Notre Dame offensive coordinator Chuck Martin was looking for something, anything, on tape to lend some hope that his stable of talented running backs could make a game-changing play against Alabama's vaunted run defense.
He didn't find much.
"You try to gain some confidence if you look at the big run tape and the big pass tape, (and with) the big run tape I’m like ‘did we do all 12 games?’" Martin said, half-joking. "There’s only four on here, and one was in the fourth quarter against a team that was like 86-0 so I didn’t even count that one because there were no numbers on the field for Alabama that I recognized."
The stats aren't as bad as Martin made them out to be, but they're still not encouraging. Alabama's defense allowed seven runs of 20 or more yards in its 13 games, and only one of those went for 30 or more. Alabama is the only FBS defense against which opponents averaged under 80 yards rushing per game, and only three teams rushed for over 100 yards against the Tide this season.
Two of those teams -- LSU and Texas A&M -- needed 49 and 46 rushing plays to eclipse the century mark. Georgia, behind a physical, fast back in Todd Gurley, ran 29 times for 113 yards in the SEC title game, good for a 3.9 yards-per-carry average. That's the highest Alabama allowed in its 13 games.
"They don’t give up squat running, and we know that," Martin quipped.
But Theo Riddick and Cierre Wood proved to be more than capable as a running back duo over Notre Dame's regular season. It was Riddick who pounded USC's defense to help push the Irish into the BCS Championship, and Wood's 62-yard touchdown dash against Oklahoma helped set the tone for the arguably Notre Dame's biggest win of the season.
Just because Alabama doesn't give up much on the ground, though, doesn't mean the Irish will eschew the run. There's still a balance to be fostered, while Riddick and Wood are good enough for the Irish to succeed against even the best of the run-stoppers.
Regardless, Martin and Notre Dame are preparing for Everett Golson to have to make the game-changing plays that have often fallen on the shoulders of Riddick and Wood. Golson's no stranger to those, either -- his 50-yard completion to Chris Brown against Oklahoma certainly falls into that category -- and he's played on plenty of big stages already.

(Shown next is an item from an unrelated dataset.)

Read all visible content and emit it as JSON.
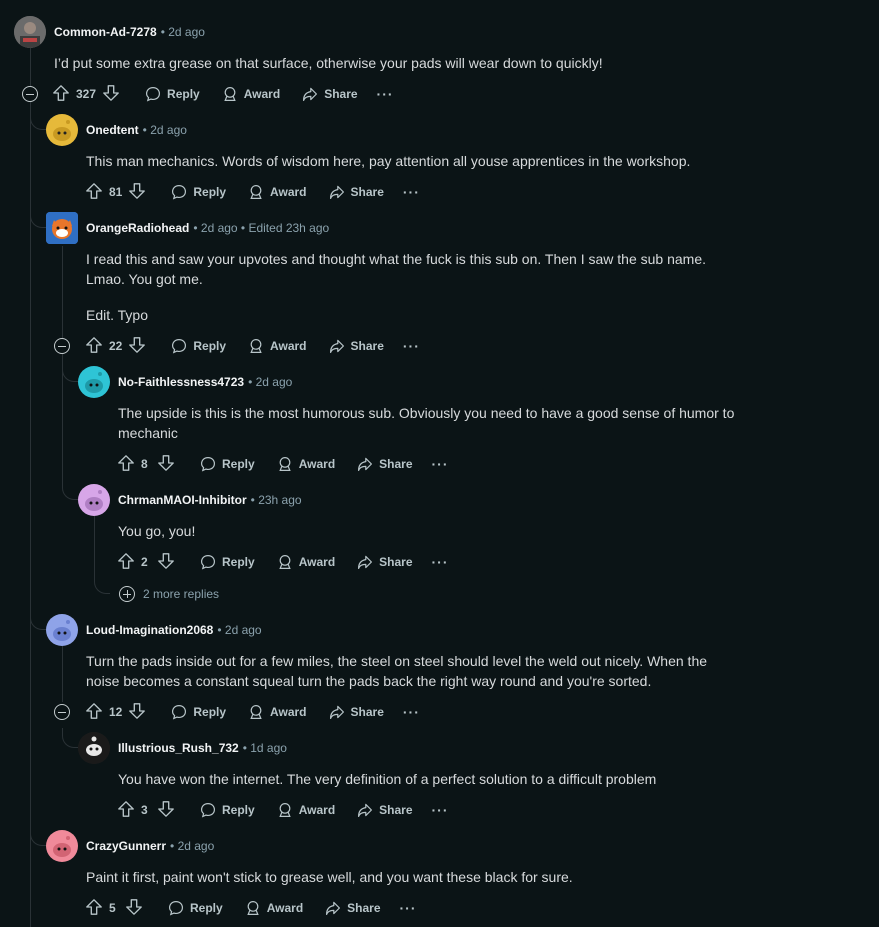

"I’m not the type that really succumbs to pressure, I guess. I don’t think any moment’s bigger than what it is," Golson said. "For me, it’s about that game that’s played between (the lines). It’s not necessarily about everything that’s going on around it. At the end of the day, it’s about playing Jan. 7 at Alabama."
And make no mistake, Golson's still in the midst of a massive learning process. But as has been the case in plenty of Notre Dame's games, he may not have to do everything right -- just enough to secure a win.
"If we win this game 3-2, we’re good," Martin said. "And that’s been the way we’ve been all year."